Snowpack/runoff news: The San Miguel, Dolores, Animas, and San Juan watersheds turn red (<50% of normal)

Click on a thumbnail graphic to view a gallery of snowpack data from the Natural Resources Conservation Service.

From Rocky Mountain PBS INews (Jim Trotter):

The so-called Snotel readings, which measure the moisture content of snowpack, are a product of the Natural Resources Conservation Service in the U.S. Department of Agriculture. They started in the late 1970s, and now have 885 reading sites Westwide. The percent of average is based on the last 30 years.

In Colorado, the lowest readings are in the southwest quadrant of the state, at 54 percent of average. The highest reading is at 88 percent of average on the South Platte basin side of the northern and central Rockies.

Particularly along the ranges in the Pacific Coast states, the readings are disastrous, of course, for summer water supplies to both urban areas and agriculture, and set up the potential for another brutal fire season.

And it’s not inappropriate for us to feel a little apprehension, as we wait for what April will bring.

From The Aspen Times (Scott Condon):

Colorado’s overall snowpack is the third worst in 30 years for this time in April, according to the Natural Resources Conservation Service.

The snowpack is down to 69 percent of normal.
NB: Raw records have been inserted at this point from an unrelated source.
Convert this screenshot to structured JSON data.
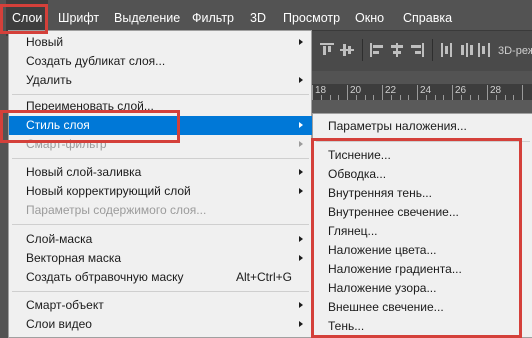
{
  "menubar": {
    "items": [
      "Слои",
      "Шрифт",
      "Выделение",
      "Фильтр",
      "3D",
      "Просмотр",
      "Окно",
      "Справка"
    ]
  },
  "optionsbar": {
    "mode_3d": "3D-реж"
  },
  "ruler": {
    "labels": [
      "18",
      "20",
      "22",
      "24",
      "26",
      "28"
    ]
  },
  "layer_menu": {
    "items": {
      "new": "Новый",
      "duplicate": "Создать дубликат слоя...",
      "delete": "Удалить",
      "rename": "Переименовать слой...",
      "layer_style": "Стиль слоя",
      "smart_filter": "Смарт-фильтр",
      "new_fill_layer": "Новый слой-заливка",
      "new_adjustment_layer": "Новый корректирующий слой",
      "layer_content_options": "Параметры содержимого слоя...",
      "layer_mask": "Слой-маска",
      "vector_mask": "Векторная маска",
      "clipping_mask": "Создать обтравочную маску",
      "clipping_mask_shortcut": "Alt+Ctrl+G",
      "smart_object": "Смарт-объект",
      "video_layers": "Слои видео"
    }
  },
  "style_submenu": {
    "blending_options": "Параметры наложения...",
    "effects": [
      "Тиснение...",
      "Обводка...",
      "Внутренняя тень...",
      "Внутреннее свечение...",
      "Глянец...",
      "Наложение цвета...",
      "Наложение градиента...",
      "Наложение узора...",
      "Внешнее свечение...",
      "Тень..."
    ]
  },
  "colors": {
    "highlight": "#0078d7",
    "annotation_red": "#d4403a",
    "menubar_bg": "#535353",
    "menu_bg": "#f0f0f0"
  }
}
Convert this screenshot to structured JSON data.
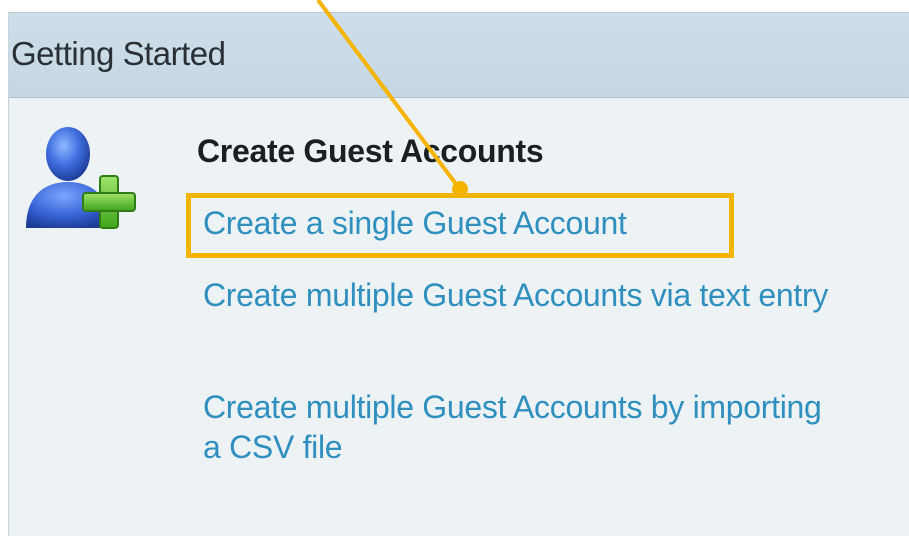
{
  "panel": {
    "title": "Getting Started"
  },
  "section": {
    "heading": "Create Guest Accounts",
    "icon": "user-add-icon"
  },
  "links": {
    "single": "Create a single Guest Account",
    "multiple_text": "Create multiple Guest Accounts via text entry",
    "multiple_csv": "Create multiple Guest Accounts by importing a CSV file"
  },
  "annotation": {
    "highlight_color": "#f5b400",
    "target": "single"
  },
  "colors": {
    "link": "#2f8fbf",
    "header_bg": "#c9dbe6",
    "panel_bg": "#edf2f4"
  }
}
It fell from 87 percent of normal one month ago, the federal agency said.

In addition to the dry conditions, spring temperatures are higher than normal, so the snowpack is disappearing earlier than usual, according to the conservation service…

The snowpack disappeared rapidly throughout the Roaring Fork River basin after a series of storms dumped about six feet of snowfall on slopes in two weeks during late February and early March. The snowpack in the headwaters of the Roaring Fork River is 89 percent of average. In the Fryingpan Valley, the snowpack completely melted at Nast Lake, which is at 8,700 feet in elevation, according to the conservation service. The snowpack is still at 93 percent at Ivanhoe Reservoir, which is at 10,400 feet in elevation.

The snowpack is only 64 percent of normal at Schofield Pass at the headwaters of the Crystal River. It’s at 44 percent at the North Lost Trail snowpack measurement site near Marble.

March came in like a lion but ended like a lamb for Aspen Skiing Co. ski areas. Snowmass received 54 inches of snow during the month, about 90 percent of average, according to company spokesman Jeff Hanle. Aspen Mountain received 41 inches or 77 percent. Aspen Highlands received 44 inches or 80 percent. Buttermilk collected 25 inches or 50 percent of average, Hanle said.

From CBS Denver:

“We’re the headwater state to 18 downstream states and the country of Mexico, so when we do anything on water issues everybody notices,” James Eklund with the Colorado Water Conservation Board said.

Colorado snowpack is currently only 65 percent of average, but where that water is heading is a different story.

Right now the Colorado reservoirs are 108 percent of average.

“We’re actually better this year storage-wise than we were last year,” Eklund said.

“We need to really be cautious, we live in a dry state, you never know what the next year or even the summer will bring, so it’s just smart to use water efficiently,” Stacy Chesney with Denver Water said.

Denver Water services nearly 25 percent of the state’s population, but only uses 2 percent of the water. This year its resources are in the wettest parts of the state.

“Denver Water supply is actually in pretty good shape at this point, and that’s thanks to normal snowpack in our collection area, as well as reservoir levels that are higher than average, and really efficient water use by our customers,” Chesney said.

“If California has another year like they have this year, then we need to have that plan stood up and ready to go,” Eklund said. “So time is of the essence.”

State officials say they’re learning quite a bit from California. The state is in the works of finalizing the Colorado water plan so in case of a dangerously dry year water officials will know what to do.